• **EXERCISE DETAILS**
Return the entries below precisely, omitting nothing.

• **PROVIDED MATERIAL**
Start of Block

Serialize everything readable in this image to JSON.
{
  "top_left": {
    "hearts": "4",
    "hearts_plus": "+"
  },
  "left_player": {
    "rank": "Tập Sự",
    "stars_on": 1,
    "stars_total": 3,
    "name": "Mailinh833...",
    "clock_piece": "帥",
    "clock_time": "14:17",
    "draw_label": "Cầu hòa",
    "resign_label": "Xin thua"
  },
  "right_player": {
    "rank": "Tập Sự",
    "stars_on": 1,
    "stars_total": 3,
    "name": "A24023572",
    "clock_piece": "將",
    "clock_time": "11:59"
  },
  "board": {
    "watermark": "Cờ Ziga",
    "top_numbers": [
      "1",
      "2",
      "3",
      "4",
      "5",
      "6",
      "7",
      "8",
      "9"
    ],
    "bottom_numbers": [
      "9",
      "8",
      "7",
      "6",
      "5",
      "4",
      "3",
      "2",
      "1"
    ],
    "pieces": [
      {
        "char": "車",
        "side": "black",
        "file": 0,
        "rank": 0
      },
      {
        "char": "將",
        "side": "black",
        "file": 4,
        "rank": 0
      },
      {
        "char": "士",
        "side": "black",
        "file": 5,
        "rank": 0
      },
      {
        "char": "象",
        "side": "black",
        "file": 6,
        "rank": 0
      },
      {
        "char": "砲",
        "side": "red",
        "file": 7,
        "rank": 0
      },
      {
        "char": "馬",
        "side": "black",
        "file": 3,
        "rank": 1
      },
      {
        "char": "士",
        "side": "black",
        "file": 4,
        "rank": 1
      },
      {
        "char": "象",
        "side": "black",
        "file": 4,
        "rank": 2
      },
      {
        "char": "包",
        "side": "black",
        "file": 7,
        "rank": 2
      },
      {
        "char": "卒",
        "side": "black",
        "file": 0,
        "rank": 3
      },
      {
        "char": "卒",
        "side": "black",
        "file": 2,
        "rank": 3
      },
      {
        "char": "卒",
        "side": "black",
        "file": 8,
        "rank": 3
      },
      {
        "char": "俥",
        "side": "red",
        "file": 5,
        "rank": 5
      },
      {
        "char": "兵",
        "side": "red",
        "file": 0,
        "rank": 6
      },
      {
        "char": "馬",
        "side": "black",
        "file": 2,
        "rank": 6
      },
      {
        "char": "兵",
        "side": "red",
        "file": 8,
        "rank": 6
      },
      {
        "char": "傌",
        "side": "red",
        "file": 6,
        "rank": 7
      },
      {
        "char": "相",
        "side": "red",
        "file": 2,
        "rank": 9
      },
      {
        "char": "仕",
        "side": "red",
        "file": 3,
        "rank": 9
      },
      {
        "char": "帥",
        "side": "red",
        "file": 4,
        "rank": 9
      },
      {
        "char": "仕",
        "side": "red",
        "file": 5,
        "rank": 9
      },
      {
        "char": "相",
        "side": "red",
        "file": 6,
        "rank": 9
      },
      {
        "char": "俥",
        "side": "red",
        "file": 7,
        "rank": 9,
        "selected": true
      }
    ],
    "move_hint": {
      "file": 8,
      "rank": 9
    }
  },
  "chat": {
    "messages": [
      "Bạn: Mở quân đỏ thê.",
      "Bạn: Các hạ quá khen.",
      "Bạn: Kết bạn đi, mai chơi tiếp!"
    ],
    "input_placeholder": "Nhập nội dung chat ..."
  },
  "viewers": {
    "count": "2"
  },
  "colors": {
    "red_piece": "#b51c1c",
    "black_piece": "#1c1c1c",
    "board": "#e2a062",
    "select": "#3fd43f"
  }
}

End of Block

• **YOUR SOLUTION**
Serialize everything readable in this image to JSON.
{
  "top_left": {
    "hearts": "4",
    "hearts_plus": "+"
  },
  "left_player": {
    "rank": "Tập Sự",
    "stars_on": 1,
    "stars_total": 3,
    "name": "Mailinh833...",
    "clock_piece": "帥",
    "clock_time": "14:17",
    "draw_label": "Cầu hòa",
    "resign_label": "Xin thua"
  },
  "right_player": {
    "rank": "Tập Sự",
    "stars_on": 1,
    "stars_total": 3,
    "name": "A24023572",
    "clock_piece": "將",
    "clock_time": "11:59"
  },
  "board": {
    "watermark": "Cờ Ziga",
    "top_numbers": [
      "1",
      "2",
      "3",
      "4",
      "5",
      "6",
      "7",
      "8",
      "9"
    ],
    "bottom_numbers": [
      "9",
      "8",
      "7",
      "6",
      "5",
      "4",
      "3",
      "2",
      "1"
    ],
    "pieces": [
      {
        "char": "車",
        "side": "black",
        "file": 0,
        "rank": 0
      },
      {
        "char": "將",
        "side": "black",
        "file": 4,
        "rank": 0
      },
      {
        "char": "士",
        "side": "black",
        "file": 5,
        "rank": 0
      },
      {
        "char": "象",
        "side": "black",
        "file": 6,
        "rank": 0
      },
      {
        "char": "砲",
        "side": "red",
        "file": 7,
        "rank": 0
      },
      {
        "char": "馬",
        "side": "black",
        "file": 3,
        "rank": 1
      },
      {
        "char": "士",
        "side": "black",
        "file": 4,
        "rank": 1
      },
      {
        "char": "象",
        "side": "black",
        "file": 4,
        "rank": 2
      },
      {
        "char": "包",
        "side": "black",
        "file": 7,
        "rank": 2
      },
      {
        "char": "卒",
        "side": "black",
        "file": 0,
        "rank": 3
      },
      {
        "char": "卒",
        "side": "black",
        "file": 2,
        "rank": 3
      },
      {
        "char": "卒",
        "side": "black",
        "file": 8,
        "rank": 3
      },
      {
        "char": "俥",
        "side": "red",
        "file": 5,
        "rank": 5
      },
      {
        "char": "兵",
        "side": "red",
        "file": 0,
        "rank": 6
      },
      {
        "char": "馬",
        "side": "black",
        "file": 2,
        "rank": 6
      },
      {
        "char": "兵",
        "side": "red",
        "file": 8,
        "rank": 6
      },
      {
        "char": "傌",
        "side": "red",
        "file": 6,
        "rank": 7
      },
      {
        "char": "相",
        "side": "red",
        "file": 2,
        "rank": 9
      },
      {
        "char": "仕",
        "side": "red",
        "file": 3,
        "rank": 9
      },
      {
        "char": "帥",
        "side": "red",
        "file": 4,
        "rank": 9
      },
      {
        "char": "仕",
        "side": "red",
        "file": 5,
        "rank": 9
      },
      {
        "char": "相",
        "side": "red",
        "file": 6,
        "rank": 9
      },
      {
        "char": "俥",
        "side": "red",
        "file": 7,
        "rank": 9,
        "selected": true
      }
    ],
    "move_hint": {
      "file": 8,
      "rank": 9
    }
  },
  "chat": {
    "messages": [
      "Bạn: Mở quân đỏ thê.",
      "Bạn: Các hạ quá khen.",
      "Bạn: Kết bạn đi, mai chơi tiếp!"
    ],
    "input_placeholder": "Nhập nội dung chat ..."
  },
  "viewers": {
    "count": "2"
  },
  "colors": {
    "red_piece": "#b51c1c",
    "black_piece": "#1c1c1c",
    "board": "#e2a062",
    "select": "#3fd43f"
  }
}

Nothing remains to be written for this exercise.